A coalition of institutional investors from the 300-member $100bn Interfaith Center on Corporate Responsibility are sending a statement to 25 target companies calling on them to make eradicating human trafficking and modern day slavery in their supply chains a top priority. The statement will be sent to high profile companies in the apparel, agriculture, food & beverage, travel & tourism, technology and retail sectors. Announcement
Canadian mining firm Goldcorp says a shareholder proposal calling on it to suspend operations of its Marlin mine in Guatemala was defeated with 94% of shareholders voting against the motion at its annual meeting in Vancouver this week. “The voting results reflect management’s consistent position that the Company is conducting business in a responsible manner which contributes to the sustainable prosperity of communities,” Goldcorp said.

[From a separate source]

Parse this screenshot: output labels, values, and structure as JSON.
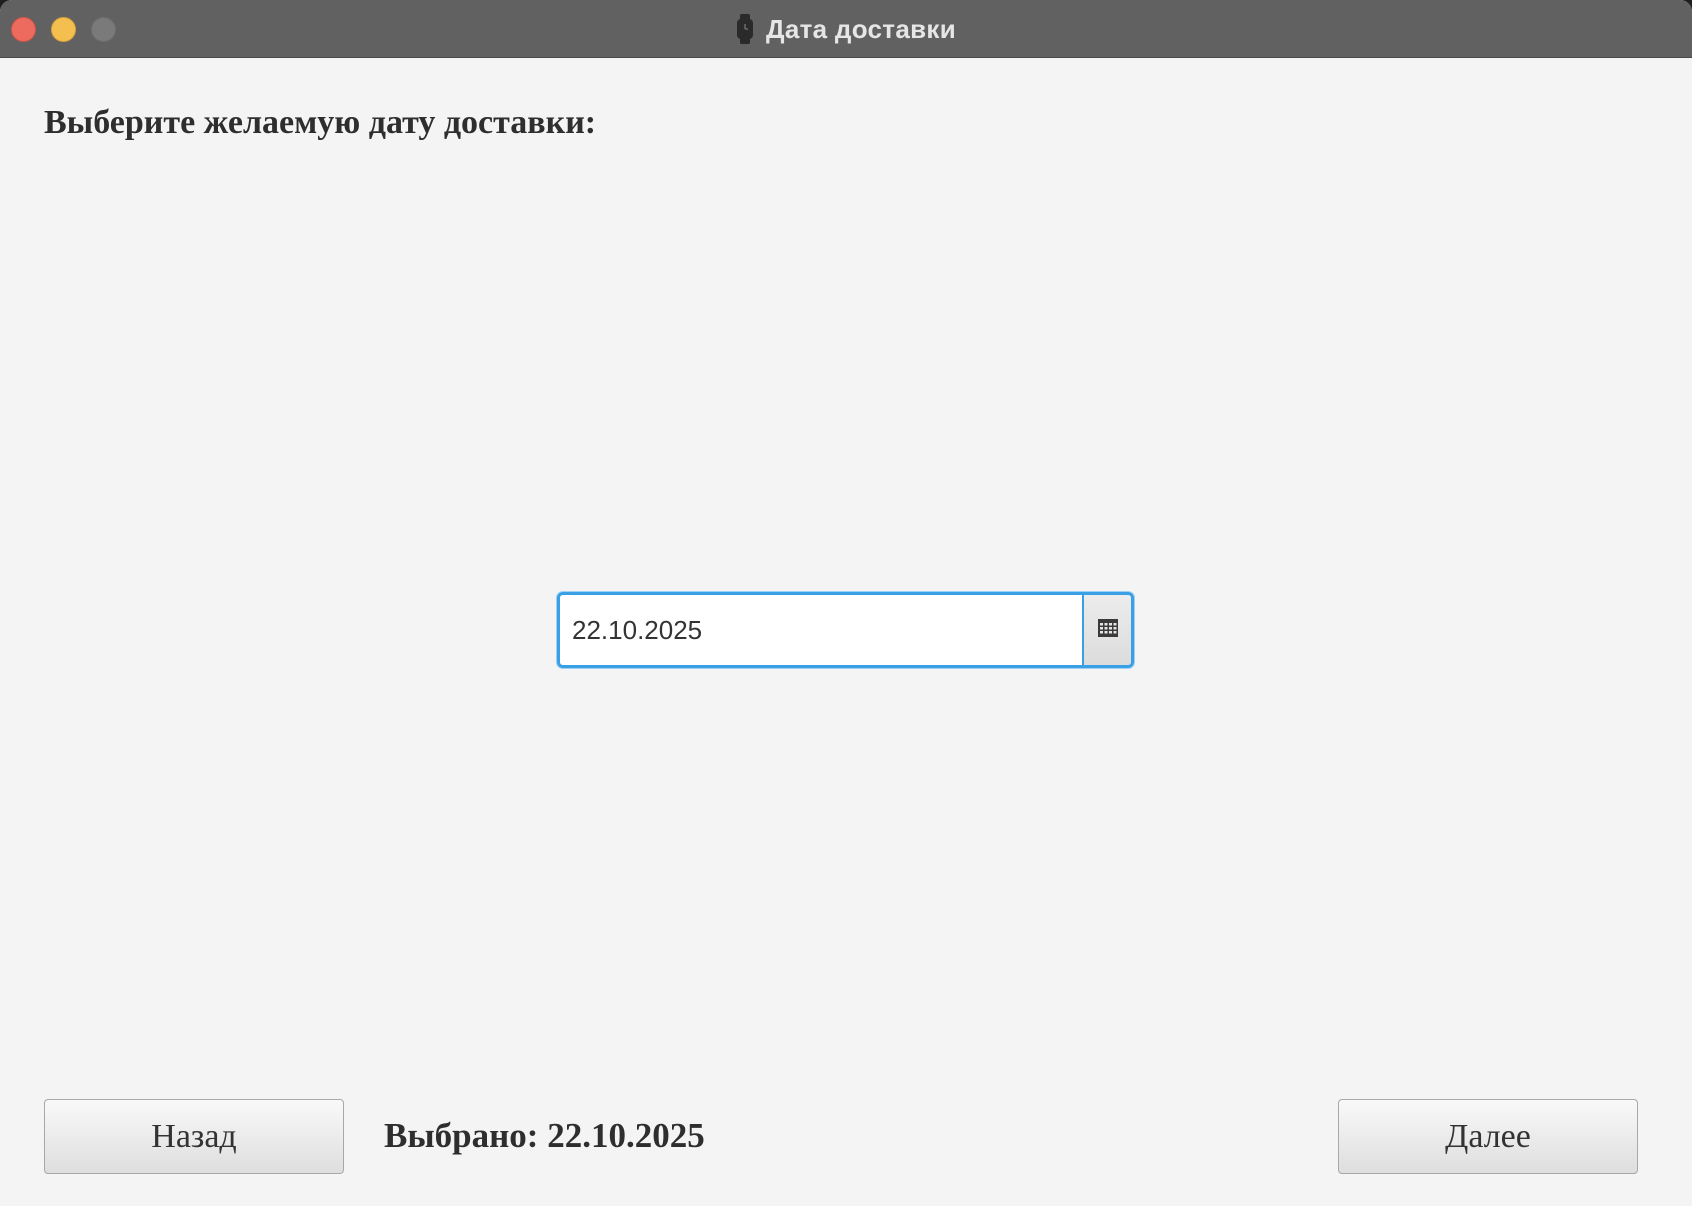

New York City Comptroller John Liu has announced a victory in his effort to get more disclosure of companies’ political donations. He pointed to the vote at Sprint Nextel which showed 53% of votes at its annual shareholder meeting support the New York City Pension Funds’ proposal for transparency on its political contributions. “It is one of the largest majorities ever recorded on the issue,” Liu said. Announcement
“The world’s corporate reporting system is at risk,” according to a new report. “The future of corporate reporting is at a critical point– its ability to evolve and meet business and society’s changing needs will be essential if the threat of future systemic risk is to be minimised,” say the Chartered Institute of Management Accountants, PwC, and think tank Tomorrow’s Company. Their report is called Tomorrow’s Corporate Reporting: A Critical System at Risk
Investors in offshore oil drilling contractor Transocean, one of the companies embroiled in the Deepwater Horizon spill in the Gulf of Mexico last year, have refused to discharge the company’s directors of liability over events in 2010. Shareholders voted against the company’s proposal calling for directors and senior management to be discharged at Transocean’s annual shareholder meeting in Cham, Switzerland on May 13.CalPERS, the largest US pension fund, has outlined a plan to exit its investments connected to Sudan and Iran. The $236bn fund said the move was in response to sanctions by the US, United Nations and European Union which prompted the withdrawal of several large oil and energy companies. CalPERS once had up to $2bn invested in 47 companies in the two countries – compared to just $160m in only eight companies now. Link
Peace organisation IKV Pax Christi has called for Royal Dutch Shell to suspend its operations in trouble-torn Syria with immediate effect. “In Syria it is impossible for Shell to ensure that it is not involved in human rights violations,” the group said, adding that it has commissioned a detailed report of the oil major’s activities in the country from Profundo economic research.
French activist shareholder PhiTrust has expressed its dismay following the recent annual general meeting of oil giant Total. It says the company has demonstrated a lack of transparency and failed to respect the rights of its shareholders over disclosures about its involvement in tar sands operations in Alberta, Canada. PhiTrust fears a “culture of autism” at the firm.
Corporate governance expert Edward Waitzer, Senior Partner in Stikeman Elliott and chair of Corporate Governance at York University is to present a lecture Corporate Governance: Challenging Basic Assumptions on May 26. It’s hosted by the Hennick Centre for Business and Law at Toronto’s York University.
The American Federation of State, County and Municipal Employees (AFSCME) has issued a new report showing that the largest mutual funds – including Vanguard, BlackRock, ING and Lord Abbett – are the least likely to use proxy votes to align executive pay with performance. The report Tipping the Balance? Large Mutual Funds’ Influence upon Executive Compensation analysed 26 of the largest mutual fund families’ voting patterns on compensation proposals in 2010.
Lloyds Banking Group’s annual general meeting this week saw 8.1% of votes cast against approving the directors’ remuneration report for 2010. Announcement